The listing below is to be written out word for word, minus its images.

*** Begin section ***

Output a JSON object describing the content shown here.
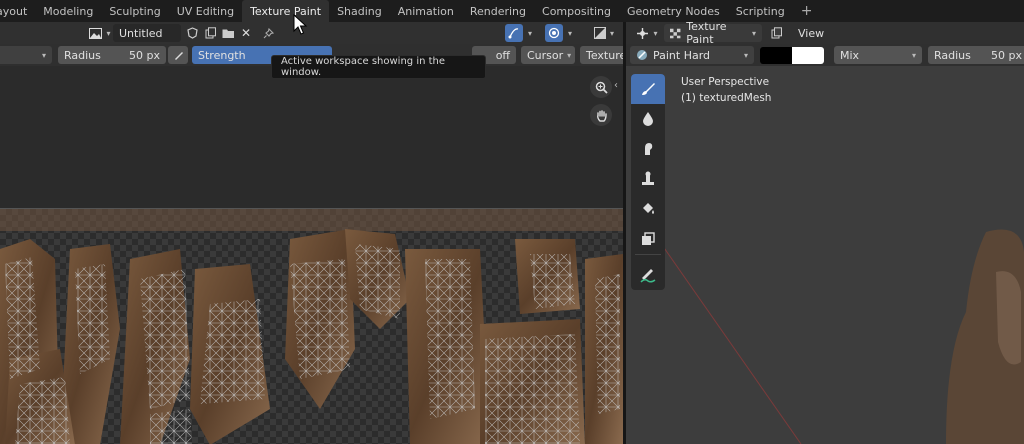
{
  "workspaces": [
    "ayout",
    "Modeling",
    "Sculpting",
    "UV Editing",
    "Texture Paint",
    "Shading",
    "Animation",
    "Rendering",
    "Compositing",
    "Geometry Nodes",
    "Scripting",
    "+"
  ],
  "active_workspace": "Texture Paint",
  "tooltip": "Active workspace showing in the window.",
  "image_editor": {
    "image_name": "Untitled",
    "radius_label": "Radius",
    "radius_value": "50 px",
    "strength_label": "Strength",
    "falloff_label": "off",
    "cursor_label": "Cursor",
    "texture_label": "Texture"
  },
  "viewport": {
    "mode": "Texture Paint",
    "view_menu": "View",
    "brush_name": "Paint Hard",
    "color1": "#000000",
    "color2": "#ffffff",
    "blend": "Mix",
    "radius_label": "Radius",
    "radius_value": "50 px",
    "perspective": "User Perspective",
    "object": "(1) texturedMesh"
  },
  "tools": [
    "draw-brush-icon",
    "soften-icon",
    "smear-icon",
    "clone-icon",
    "fill-icon",
    "mask-icon",
    "annotate-icon"
  ],
  "colors": {
    "accent": "#4772b3",
    "panel": "#303030",
    "viewport": "#3d3d3d"
  }
}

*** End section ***

- Exercise result:
Output a JSON object describing the content shown here.
{
  "workspaces": [
    "ayout",
    "Modeling",
    "Sculpting",
    "UV Editing",
    "Texture Paint",
    "Shading",
    "Animation",
    "Rendering",
    "Compositing",
    "Geometry Nodes",
    "Scripting",
    "+"
  ],
  "active_workspace": "Texture Paint",
  "tooltip": "Active workspace showing in the window.",
  "image_editor": {
    "image_name": "Untitled",
    "radius_label": "Radius",
    "radius_value": "50 px",
    "strength_label": "Strength",
    "falloff_label": "off",
    "cursor_label": "Cursor",
    "texture_label": "Texture"
  },
  "viewport": {
    "mode": "Texture Paint",
    "view_menu": "View",
    "brush_name": "Paint Hard",
    "color1": "#000000",
    "color2": "#ffffff",
    "blend": "Mix",
    "radius_label": "Radius",
    "radius_value": "50 px",
    "perspective": "User Perspective",
    "object": "(1) texturedMesh"
  },
  "tools": [
    "draw-brush-icon",
    "soften-icon",
    "smear-icon",
    "clone-icon",
    "fill-icon",
    "mask-icon",
    "annotate-icon"
  ],
  "colors": {
    "accent": "#4772b3",
    "panel": "#303030",
    "viewport": "#3d3d3d"
  }
}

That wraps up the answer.